Copy the entries exactly. Leave nothing out and add nothing.

────────

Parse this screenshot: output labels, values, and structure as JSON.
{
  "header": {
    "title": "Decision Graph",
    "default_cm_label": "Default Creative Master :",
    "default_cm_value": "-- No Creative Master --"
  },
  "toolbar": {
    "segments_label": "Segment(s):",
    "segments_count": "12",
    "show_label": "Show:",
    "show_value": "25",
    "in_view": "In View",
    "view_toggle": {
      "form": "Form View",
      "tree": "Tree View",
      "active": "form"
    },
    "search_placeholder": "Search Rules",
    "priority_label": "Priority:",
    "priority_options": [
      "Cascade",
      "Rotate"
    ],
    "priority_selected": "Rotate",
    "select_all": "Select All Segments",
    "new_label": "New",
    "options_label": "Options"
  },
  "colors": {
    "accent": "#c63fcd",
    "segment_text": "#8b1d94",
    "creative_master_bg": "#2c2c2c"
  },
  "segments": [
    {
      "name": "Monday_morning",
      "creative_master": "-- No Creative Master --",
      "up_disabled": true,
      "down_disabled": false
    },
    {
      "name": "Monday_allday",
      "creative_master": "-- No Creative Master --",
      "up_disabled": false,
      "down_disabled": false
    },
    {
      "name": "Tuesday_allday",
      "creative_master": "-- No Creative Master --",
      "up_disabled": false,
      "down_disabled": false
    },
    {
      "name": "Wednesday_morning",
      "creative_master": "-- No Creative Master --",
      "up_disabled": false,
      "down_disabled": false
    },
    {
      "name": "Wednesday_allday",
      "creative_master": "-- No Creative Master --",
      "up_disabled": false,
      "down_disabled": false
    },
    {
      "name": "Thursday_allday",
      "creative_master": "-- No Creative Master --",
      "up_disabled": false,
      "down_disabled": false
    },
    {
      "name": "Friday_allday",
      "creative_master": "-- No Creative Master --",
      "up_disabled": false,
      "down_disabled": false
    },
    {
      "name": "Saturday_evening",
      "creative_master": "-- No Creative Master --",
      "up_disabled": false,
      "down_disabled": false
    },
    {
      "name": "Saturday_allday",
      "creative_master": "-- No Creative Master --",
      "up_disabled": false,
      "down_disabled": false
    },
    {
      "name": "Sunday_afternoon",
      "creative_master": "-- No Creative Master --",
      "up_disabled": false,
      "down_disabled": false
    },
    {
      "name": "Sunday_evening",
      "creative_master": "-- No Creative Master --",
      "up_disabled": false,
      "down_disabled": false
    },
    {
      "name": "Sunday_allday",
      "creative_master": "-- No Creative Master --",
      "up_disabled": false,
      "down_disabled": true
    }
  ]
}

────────

> **Task result**
Parse this screenshot: output labels, values, and structure as JSON.
{
  "header": {
    "title": "Decision Graph",
    "default_cm_label": "Default Creative Master :",
    "default_cm_value": "-- No Creative Master --"
  },
  "toolbar": {
    "segments_label": "Segment(s):",
    "segments_count": "12",
    "show_label": "Show:",
    "show_value": "25",
    "in_view": "In View",
    "view_toggle": {
      "form": "Form View",
      "tree": "Tree View",
      "active": "form"
    },
    "search_placeholder": "Search Rules",
    "priority_label": "Priority:",
    "priority_options": [
      "Cascade",
      "Rotate"
    ],
    "priority_selected": "Rotate",
    "select_all": "Select All Segments",
    "new_label": "New",
    "options_label": "Options"
  },
  "colors": {
    "accent": "#c63fcd",
    "segment_text": "#8b1d94",
    "creative_master_bg": "#2c2c2c"
  },
  "segments": [
    {
      "name": "Monday_morning",
      "creative_master": "-- No Creative Master --",
      "up_disabled": true,
      "down_disabled": false
    },
    {
      "name": "Monday_allday",
      "creative_master": "-- No Creative Master --",
      "up_disabled": false,
      "down_disabled": false
    },
    {
      "name": "Tuesday_allday",
      "creative_master": "-- No Creative Master --",
      "up_disabled": false,
      "down_disabled": false
    },
    {
      "name": "Wednesday_morning",
      "creative_master": "-- No Creative Master --",
      "up_disabled": false,
      "down_disabled": false
    },
    {
      "name": "Wednesday_allday",
      "creative_master": "-- No Creative Master --",
      "up_disabled": false,
      "down_disabled": false
    },
    {
      "name": "Thursday_allday",
      "creative_master": "-- No Creative Master --",
      "up_disabled": false,
      "down_disabled": false
    },
    {
      "name": "Friday_allday",
      "creative_master": "-- No Creative Master --",
      "up_disabled": false,
      "down_disabled": false
    },
    {
      "name": "Saturday_evening",
      "creative_master": "-- No Creative Master --",
      "up_disabled": false,
      "down_disabled": false
    },
    {
      "name": "Saturday_allday",
      "creative_master": "-- No Creative Master --",
      "up_disabled": false,
      "down_disabled": false
    },
    {
      "name": "Sunday_afternoon",
      "creative_master": "-- No Creative Master --",
      "up_disabled": false,
      "down_disabled": false
    },
    {
      "name": "Sunday_evening",
      "creative_master": "-- No Creative Master --",
      "up_disabled": false,
      "down_disabled": false
    },
    {
      "name": "Sunday_allday",
      "creative_master": "-- No Creative Master --",
      "up_disabled": false,
      "down_disabled": true
    }
  ]
}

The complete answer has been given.